A lot of people think that buying good vintage pieces is
expensive, but the good news is that with a bit of research
and a discerning eye, it’s easy to find great pieces from
the post-war period. Whether it’s a vintage chair for the
bedroom, a sideboard as a focal point for the dining room,
or even an outdoor setting for your patio, there are plenty
of inexpensive options to suit most budgets.
When it comes to buying vintage, it’s important to realize that price
is often determined by demand, rarity and condition. So firstly you
need to consider the reason for your purchase. If you’re looking for
an investment piece, you should only buy pieces in original condition
with minimal wear. But keep in mind that we’re talking about secondhand
furniture from the 1950-70’s, so you shouldn’t expect perfection.
If the aim of your search is to simply buy a few good vintage pieces
to mix n match with your contemporary furniture, then condition may
not be so important. Updating vintage pieces is a great way to recycle.
Transform old couches into sumptuous sofas or turn old vinyl chairs into
woollen wonders (pictured below) by having them professionally
reupholstered in modern colours and natural fabrics.
Get professional advice on restoring and/or polishing timbers. A little bit
of wear can add character, so resist the urge to give your vintage pieces
the ‘botox look’ by sanding away their patina and coating them in
polyurethane, timber stains or paint. Not all timbers are alike, so get advice
on choosing the right natural waxes and/or oils to nourish and protect your
treasured vintage pieces.
Great buys can be found on ebay, at auction houses, or even your
local Sunday Bric-a-brac Market. If it’s Scandinavian style you want,
look out for stylish designs by Australian companies such as, Fler,
Parker and Danish Deluxe. These brands were well regarded in
their time and offer excellent value for money. On a good day, a pair of
Danish Deluxe chairs like the ones pictured above can be picked up for
as little as $200-$500 on eBay. You can also find fashionable lounges
by these companies for around $1000 on eBay or in secondhand stores.
It’s a good idea to note down designs you like and shop around to
get an idea of the average price you can expect to pay for the items in
good condition. By comparing prices you should be able to tell if you are

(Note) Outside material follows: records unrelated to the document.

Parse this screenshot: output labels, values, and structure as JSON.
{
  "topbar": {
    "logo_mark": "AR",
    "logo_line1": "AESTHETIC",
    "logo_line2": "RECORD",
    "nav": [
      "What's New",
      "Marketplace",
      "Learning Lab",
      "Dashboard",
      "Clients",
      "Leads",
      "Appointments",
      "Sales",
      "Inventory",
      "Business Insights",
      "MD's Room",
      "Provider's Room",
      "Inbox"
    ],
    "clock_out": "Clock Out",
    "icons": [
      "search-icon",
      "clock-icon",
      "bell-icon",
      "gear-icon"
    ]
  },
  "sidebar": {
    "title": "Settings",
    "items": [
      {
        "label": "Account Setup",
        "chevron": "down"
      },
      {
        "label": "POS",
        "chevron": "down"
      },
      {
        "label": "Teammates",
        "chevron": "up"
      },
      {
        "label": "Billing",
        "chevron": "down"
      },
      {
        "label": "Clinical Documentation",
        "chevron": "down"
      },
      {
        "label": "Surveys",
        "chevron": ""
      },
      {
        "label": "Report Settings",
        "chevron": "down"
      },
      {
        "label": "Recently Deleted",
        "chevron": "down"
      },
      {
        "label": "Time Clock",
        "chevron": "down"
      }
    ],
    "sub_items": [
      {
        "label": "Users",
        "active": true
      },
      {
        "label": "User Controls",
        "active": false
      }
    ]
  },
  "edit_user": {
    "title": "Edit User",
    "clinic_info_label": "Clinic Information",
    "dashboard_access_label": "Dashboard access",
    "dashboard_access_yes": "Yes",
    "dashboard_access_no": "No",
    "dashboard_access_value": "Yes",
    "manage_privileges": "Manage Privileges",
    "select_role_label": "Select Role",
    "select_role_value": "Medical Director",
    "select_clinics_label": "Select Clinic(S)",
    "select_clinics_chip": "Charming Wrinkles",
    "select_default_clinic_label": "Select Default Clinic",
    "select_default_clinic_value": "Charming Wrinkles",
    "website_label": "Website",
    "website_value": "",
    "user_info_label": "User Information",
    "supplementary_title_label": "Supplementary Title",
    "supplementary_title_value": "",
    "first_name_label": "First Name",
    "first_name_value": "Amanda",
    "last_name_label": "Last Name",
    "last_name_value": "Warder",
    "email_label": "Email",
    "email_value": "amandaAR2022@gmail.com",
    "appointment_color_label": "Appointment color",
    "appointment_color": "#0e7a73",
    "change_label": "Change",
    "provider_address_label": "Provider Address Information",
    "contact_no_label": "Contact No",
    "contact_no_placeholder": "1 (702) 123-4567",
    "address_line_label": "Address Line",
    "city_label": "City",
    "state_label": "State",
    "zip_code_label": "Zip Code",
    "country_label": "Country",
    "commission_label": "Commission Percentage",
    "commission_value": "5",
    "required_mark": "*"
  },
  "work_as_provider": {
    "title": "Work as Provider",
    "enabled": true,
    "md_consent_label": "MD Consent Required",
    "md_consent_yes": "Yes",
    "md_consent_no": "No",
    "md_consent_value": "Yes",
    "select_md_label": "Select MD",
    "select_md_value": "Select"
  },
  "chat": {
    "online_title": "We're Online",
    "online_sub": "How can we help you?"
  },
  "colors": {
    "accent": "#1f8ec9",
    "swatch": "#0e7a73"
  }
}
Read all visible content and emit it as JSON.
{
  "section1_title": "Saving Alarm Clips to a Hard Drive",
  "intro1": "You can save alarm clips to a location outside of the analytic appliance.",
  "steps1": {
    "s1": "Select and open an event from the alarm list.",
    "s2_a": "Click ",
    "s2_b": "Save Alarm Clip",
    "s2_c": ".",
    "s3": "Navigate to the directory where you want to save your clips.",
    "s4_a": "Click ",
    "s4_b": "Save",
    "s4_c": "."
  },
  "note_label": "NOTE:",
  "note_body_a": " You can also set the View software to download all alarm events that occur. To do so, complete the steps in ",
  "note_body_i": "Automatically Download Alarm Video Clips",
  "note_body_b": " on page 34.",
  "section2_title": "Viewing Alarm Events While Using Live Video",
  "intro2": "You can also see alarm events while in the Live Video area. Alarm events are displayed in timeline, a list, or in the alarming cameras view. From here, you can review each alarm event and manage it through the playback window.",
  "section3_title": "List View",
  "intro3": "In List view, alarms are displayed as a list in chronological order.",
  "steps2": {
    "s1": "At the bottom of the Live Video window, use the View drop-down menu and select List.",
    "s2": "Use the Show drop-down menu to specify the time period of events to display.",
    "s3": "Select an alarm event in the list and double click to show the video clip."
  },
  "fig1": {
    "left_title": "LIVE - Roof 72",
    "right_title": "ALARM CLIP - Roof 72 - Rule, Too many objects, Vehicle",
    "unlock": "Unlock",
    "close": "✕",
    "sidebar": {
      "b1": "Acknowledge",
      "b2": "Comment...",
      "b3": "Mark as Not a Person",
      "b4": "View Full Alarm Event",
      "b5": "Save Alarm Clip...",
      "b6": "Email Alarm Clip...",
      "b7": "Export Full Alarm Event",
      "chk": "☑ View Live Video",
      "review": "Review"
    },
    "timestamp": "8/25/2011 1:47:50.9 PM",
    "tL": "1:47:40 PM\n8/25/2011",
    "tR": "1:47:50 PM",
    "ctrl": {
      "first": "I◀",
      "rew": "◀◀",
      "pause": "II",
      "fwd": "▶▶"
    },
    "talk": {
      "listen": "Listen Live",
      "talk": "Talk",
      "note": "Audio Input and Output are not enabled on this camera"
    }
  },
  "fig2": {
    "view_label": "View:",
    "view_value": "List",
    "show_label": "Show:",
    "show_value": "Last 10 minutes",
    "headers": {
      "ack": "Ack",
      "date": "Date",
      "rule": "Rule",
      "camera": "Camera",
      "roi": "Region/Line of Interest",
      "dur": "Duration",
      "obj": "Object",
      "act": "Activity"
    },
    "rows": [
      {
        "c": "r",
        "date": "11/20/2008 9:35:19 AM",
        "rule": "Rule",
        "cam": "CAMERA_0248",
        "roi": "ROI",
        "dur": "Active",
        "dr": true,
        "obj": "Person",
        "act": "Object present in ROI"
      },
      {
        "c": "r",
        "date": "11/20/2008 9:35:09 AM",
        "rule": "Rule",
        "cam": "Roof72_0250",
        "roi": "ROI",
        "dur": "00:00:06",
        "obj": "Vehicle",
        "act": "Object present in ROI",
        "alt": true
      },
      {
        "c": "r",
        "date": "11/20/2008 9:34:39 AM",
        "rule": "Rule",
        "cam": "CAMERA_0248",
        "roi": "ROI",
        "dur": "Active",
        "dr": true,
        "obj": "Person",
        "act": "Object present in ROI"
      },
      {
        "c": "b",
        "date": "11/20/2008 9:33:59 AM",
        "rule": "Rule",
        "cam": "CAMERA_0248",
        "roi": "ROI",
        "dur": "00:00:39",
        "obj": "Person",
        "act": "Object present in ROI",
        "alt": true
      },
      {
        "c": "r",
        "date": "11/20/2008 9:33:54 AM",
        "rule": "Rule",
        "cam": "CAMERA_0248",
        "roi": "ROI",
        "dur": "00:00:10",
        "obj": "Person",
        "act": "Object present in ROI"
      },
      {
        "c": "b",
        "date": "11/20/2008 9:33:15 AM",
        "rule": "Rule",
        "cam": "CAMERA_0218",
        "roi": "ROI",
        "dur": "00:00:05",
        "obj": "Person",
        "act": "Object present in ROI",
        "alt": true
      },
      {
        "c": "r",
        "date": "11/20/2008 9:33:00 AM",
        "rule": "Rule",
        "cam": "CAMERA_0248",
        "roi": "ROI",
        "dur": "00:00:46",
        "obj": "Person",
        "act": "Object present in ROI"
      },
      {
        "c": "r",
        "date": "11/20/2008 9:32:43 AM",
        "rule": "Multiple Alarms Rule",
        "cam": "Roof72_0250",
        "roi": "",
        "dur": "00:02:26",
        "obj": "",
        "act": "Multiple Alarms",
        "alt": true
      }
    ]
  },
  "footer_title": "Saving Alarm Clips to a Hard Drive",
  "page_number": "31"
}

paying the going rate or getting a bargain.
You may not have enough cash to splurge on an iconic design, but
if your budget doesn’t stretch to $5000-$8000 for a Grant Featherston
contour chair, you can pick up an uber cool Numero Uno foam
lounge (pictured above) designed by Featherston for as little as
$800 – $1000. Webbed dining chairs by Douglas Snelling can often be
picked up for less than $500 and add a great designer accent to a room.
Also look out for quality pieces such as stools (pictured below),
chairs and lounges made by Module Furniture.
Coffee tables and sideboards are plentiful, so shop around
to find a bargain. Look for quality and avoid pieces that involve
complex repairs, such as damage to timber veneers or deep
scratches that may require extensive refinishing. When possible
choose solid timber over chipboard and timber laminate, and
avoid painted pieces unless you are willing to pay for professional
paint removal. Look out for sideboards designed by Hans Hayson
Beard Watson, and manufacturers such as Noblett, Parker, Fler
and Summertone. It’s also a good idea to consider the colour of
the timber and how it will work with the other furnishings in your home.
By mixing a few good vintage pieces in with your contemporary furnishings,
you can create an individual look, recycle great furniture and reduce your
environmental footprint in style. Buying vintage makes great sense when
you consider what you can get for your money. And best of all, it’s already
assembled and ready to be enjoyed and admired for years to come.
1. Shop around to get a good idea of market prices.
2. Consider what you are getting for your money. Is it a good buy?
3. Never buy fake or replica vintage pieces (see my detailed post).
4. Always try to view the item and never buy sight unseen unless you
trust the seller or have a detailed condition description.
5. Be aware that many sellers are not experts, so you need to do
your research to make sure you’re getting the real deal.
6. If you are unsure what you’re buying, simply ask for documentation
that proves the item is authentic. Look for signs of age, stamps, etc.
7. Ask about the provenance of the item. Where did it come from
and who previously owned it. These stories really add to the charm
and help authenticate your item.
8. When buying pieces that need restoration consider the cost of
repair, refinishing and reupholstering. Would you be better off buying
a restored piece?
9. Finally, negotiating the price. Ask the seller what their best price
is but always be reasonable. If you are already getting a bargain,
just pay the asking price. Never haggle in charity or thrift shops.
10. Relax and enjoy your new vintage piece knowing that you’re
preserving a piece of our design history, helping the environment
and creating a stylish interior at the same time.